Mi sembrò subito un uomo singolare e diverso
da tutti gli altri. Non mi era mai
capitato di trovarmi di fronte a un tipo tanto saggio, erudito e
insieme forte, duro e coraggioso. Emanava un vigore fisico e morale
quasi soprannaturale. Il modello di Mandela e quello di
Martin Luther King hanno influenzato in
maniera profonda la politica americana e l’elezione di Obama.
Parlo del simbolo.
altruisti che hanno rischiato tutto sfidando le
gerarchie razziali e usando il potere non per se stessi ma per
cambiare il mondo. Sono loro i semi che hanno fatto germogliare il
fiore della nuova America.
alessandra farkas -
27esimaora.corriere.it - 2013
ON PRIMO LEVI Language is the gold he mines to
counter the hopelessness of meaningful communication between
prisoners and guards. An example of this is the exchange, recounted
in If This Is a Man, between himself and a guard when he breaks off
an icicle to soothe his thirst. The guard snatches it from his hand.
When Levi asks why, the guard answers:
“There is no why here.” While the
oppressors rely on sarcasm laced with cruelty, the prisoners employ
looks and glances to gain clarity and meaning. Although photographs
of troughs of corpses stun viewers, it is language that seals and
reclaims the singularity of human existence.
tm - theguardian.com - 2015
Martin Luther King
didn’t have any guns, he didn’t blow up
anything, he didn’t lynch anybody. He trained boys and girls to
just sit there and accept insults. That is a thing that is bigger
than hope. It is survival and it is resistance and it is triumph.
TM in a talk at northwestern university in 2013
- fb/tm - 2016
sarah: make america great again. Make America Great
Again means ‘Make America White Again.’ So now you have this
other explosion of people who want to feel above something, better
than something. And who is that? That’s me. mario:
what will your next book be about ? Oh, it’s so good! It’s called Justice,
although it’s not about justice. There’s a family in there,
and their slave owner. His name was Goodmaster, and he made all the
slaves call themselves Goodmaster. They hated it because he was
horrible, but they kept the name because they could keep in touch
with each other generations later. There’s a guy in there who has
three children, two girls and a boy. Their names are Courage,
Freedom and Justice, but that’s not good when they go to school. So

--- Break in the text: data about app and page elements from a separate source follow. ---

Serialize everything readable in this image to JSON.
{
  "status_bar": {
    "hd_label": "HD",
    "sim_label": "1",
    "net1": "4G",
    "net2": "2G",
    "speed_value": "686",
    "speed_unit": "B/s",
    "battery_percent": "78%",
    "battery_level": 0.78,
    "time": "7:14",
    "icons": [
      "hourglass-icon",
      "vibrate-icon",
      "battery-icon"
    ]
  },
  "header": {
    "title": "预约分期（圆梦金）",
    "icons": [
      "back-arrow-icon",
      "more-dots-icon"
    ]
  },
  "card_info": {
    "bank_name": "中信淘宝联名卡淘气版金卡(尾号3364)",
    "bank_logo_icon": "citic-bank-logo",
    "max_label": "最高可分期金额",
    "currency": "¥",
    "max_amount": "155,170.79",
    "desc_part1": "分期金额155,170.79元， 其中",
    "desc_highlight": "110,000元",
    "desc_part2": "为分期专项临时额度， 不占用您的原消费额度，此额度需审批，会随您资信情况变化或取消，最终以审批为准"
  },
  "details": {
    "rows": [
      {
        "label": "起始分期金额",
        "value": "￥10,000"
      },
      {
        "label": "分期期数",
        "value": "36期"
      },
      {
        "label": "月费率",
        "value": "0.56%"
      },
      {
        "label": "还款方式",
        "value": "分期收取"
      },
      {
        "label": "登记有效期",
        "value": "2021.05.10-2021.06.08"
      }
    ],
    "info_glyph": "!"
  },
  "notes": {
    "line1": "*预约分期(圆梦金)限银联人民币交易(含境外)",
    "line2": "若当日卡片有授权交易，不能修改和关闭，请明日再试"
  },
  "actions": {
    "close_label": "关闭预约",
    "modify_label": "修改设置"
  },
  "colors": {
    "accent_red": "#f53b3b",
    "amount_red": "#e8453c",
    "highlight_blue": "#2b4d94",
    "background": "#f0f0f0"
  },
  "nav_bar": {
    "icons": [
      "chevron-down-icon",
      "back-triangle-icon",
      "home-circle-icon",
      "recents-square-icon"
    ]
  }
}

instead of Courage, they write Carrie. And Freedom, they say Frida.
And the boy, whose name is Justice, they call Juice. Names matter.
The naming is vital because we didn’t have any names. They just gave
us stupid names. I tried to remember my father’s friends. They had
nicknames. Cool Breeze, and one was called Jim the Devil. All kinds
of names. Some are lovely, some are horrible. Whatever your weakness
is, that’s what they call you. So you can get that out of the way.
interview - granta.com - mario keiser - sarah ladipo manyka - fb/tm
definitions belong to the definers - not the
defined fb/tonimorrison 2014